Nutritionist's tip

A little bit of what you fancy does you good but try to reach for more nutritious treats if you can.

Nutritional benefits

  • Dates provide fibre which can help prevent constipation caused by your hormonal changes1.
  • Oats contain iron which can help ensure your baby receives the necessary oxygen and nutrients in pregnancy2.
  • Almonds contain vitamin E, an adequate intake of which during pregnancy is associated with a lower likelihood of your child developing asthma and respiratory issues later in life3,4.
  • Raspberries contain vitamin C which can help protect your cells and keep them healthy5.
Nutrition valueAmount% Reference nutrient intake
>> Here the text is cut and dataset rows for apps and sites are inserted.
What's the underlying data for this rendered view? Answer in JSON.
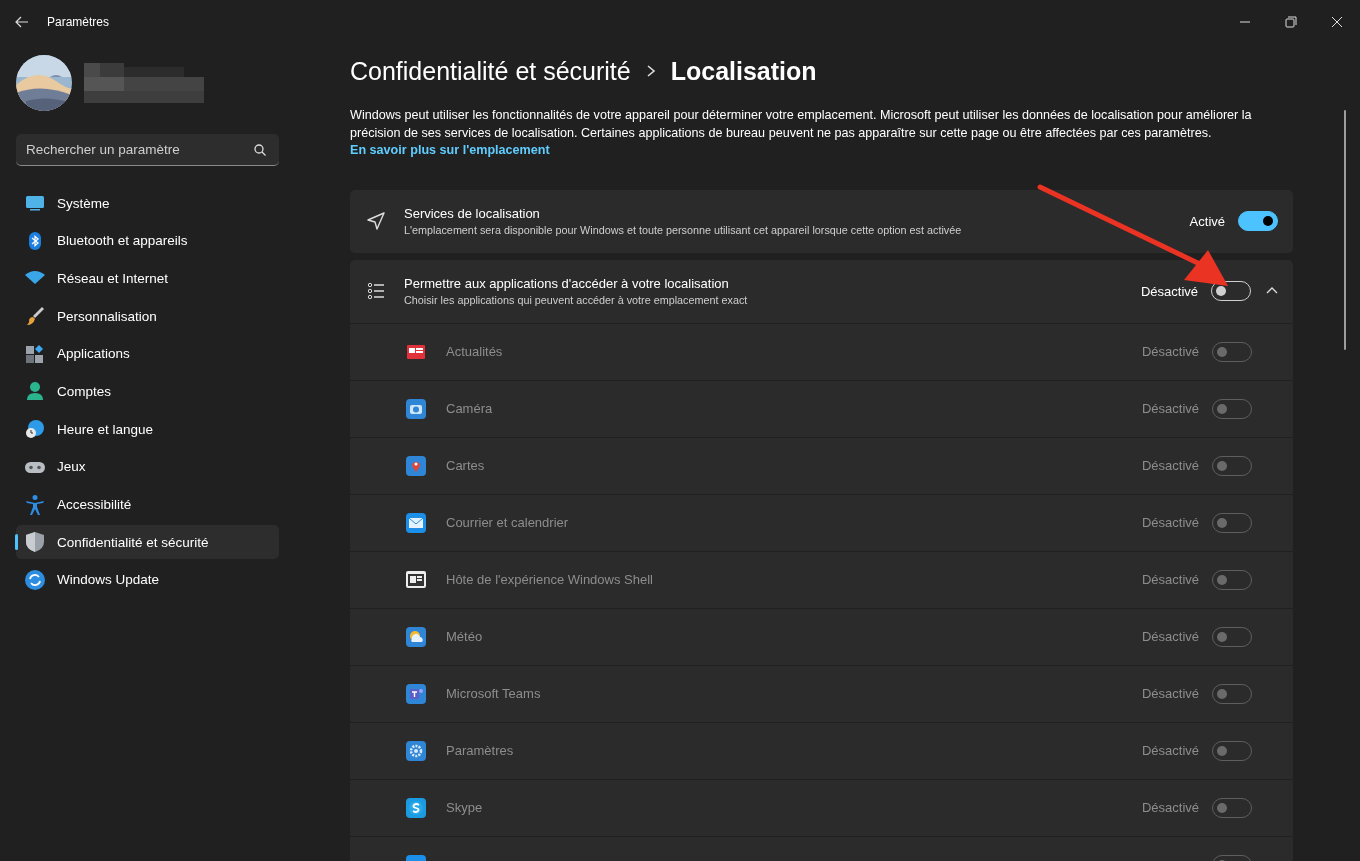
{
  "window": {
    "title": "Paramètres"
  },
  "search": {
    "placeholder": "Rechercher un paramètre"
  },
  "sidebar": {
    "items": [
      {
        "label": "Système",
        "selected": false
      },
      {
        "label": "Bluetooth et appareils",
        "selected": false
      },
      {
        "label": "Réseau et Internet",
        "selected": false
      },
      {
        "label": "Personnalisation",
        "selected": false
      },
      {
        "label": "Applications",
        "selected": false
      },
      {
        "label": "Comptes",
        "selected": false
      },
      {
        "label": "Heure et langue",
        "selected": false
      },
      {
        "label": "Jeux",
        "selected": false
      },
      {
        "label": "Accessibilité",
        "selected": false
      },
      {
        "label": "Confidentialité et sécurité",
        "selected": true
      },
      {
        "label": "Windows Update",
        "selected": false
      }
    ]
  },
  "breadcrumb": [
    "Confidentialité et sécurité",
    "Localisation"
  ],
  "description": {
    "text": "Windows peut utiliser les fonctionnalités de votre appareil pour déterminer votre emplacement. Microsoft peut utiliser les données de localisation pour améliorer la précision de ses services de localisation. Certaines applications de bureau peuvent ne pas apparaître sur cette page ou être affectées par ces paramètres.",
    "link": "En savoir plus sur l'emplacement"
  },
  "settings": [
    {
      "title": "Services de localisation",
      "subtitle": "L'emplacement sera disponible pour Windows et toute personne utilisant cet appareil lorsque cette option est activée",
      "status": "Activé",
      "on": true
    },
    {
      "title": "Permettre aux applications d'accéder à votre localisation",
      "subtitle": "Choisir les applications qui peuvent accéder à votre emplacement exact",
      "status": "Désactivé",
      "on": false,
      "expanded": true
    }
  ],
  "apps": [
    {
      "name": "Actualités",
      "status": "Désactivé",
      "on": false,
      "disabled": true
    },
    {
      "name": "Caméra",
      "status": "Désactivé",
      "on": false,
      "disabled": true
    },
    {
      "name": "Cartes",
      "status": "Désactivé",
      "on": false,
      "disabled": true
    },
    {
      "name": "Courrier et calendrier",
      "status": "Désactivé",
      "on": false,
      "disabled": true
    },
    {
      "name": "Hôte de l'expérience Windows Shell",
      "status": "Désactivé",
      "on": false,
      "disabled": true
    },
    {
      "name": "Météo",
      "status": "Désactivé",
      "on": false,
      "disabled": true
    },
    {
      "name": "Microsoft Teams",
      "status": "Désactivé",
      "on": false,
      "disabled": true
    },
    {
      "name": "Paramètres",
      "status": "Désactivé",
      "on": false,
      "disabled": true
    },
    {
      "name": "Skype",
      "status": "Désactivé",
      "on": false,
      "disabled": true
    },
    {
      "on": false,
      "disabled": true
    }
  ]
}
Nutritional claims are based on single-portion analysis.

  1. NHS. Your pregnancy and baby guide [Online] 2018 Available at: https://www.nhs.uk/conditions/pregnancy-and-baby/common-pregnancy-problems/#constipation [Accessed June 2018].
  2. British Nutrition Foundation. Nutrition and supplements during pregnancy [Online]. 2015. Available at: https://www.nutrition.org.uk/healthyliving/nutritionforpregnancy/nutrition-and-supplements-during-pregnancy.html?start=2[Accessed July 2018].
  3. Turner SW et al. Associations between fetal size, maternal α-tocopherol and childhood asthma. Thorax 2010;65(5):391-7.
  4. Devereux G et al. Low maternal vitamin E intake during pregnancy is associated with asthma in 5-year-old children. Am J Resp Crit Care Med 2006;174(5):499-507.
  5. NHS. Vitamin C in pregnancy [Online] 2017 Available at: https://www.nhs.uk/conditions/pregnancy-and-baby/vitamins-minerals-supplements-pregnant/#vitamin-c-in-pregnancy[Accessed July 2018].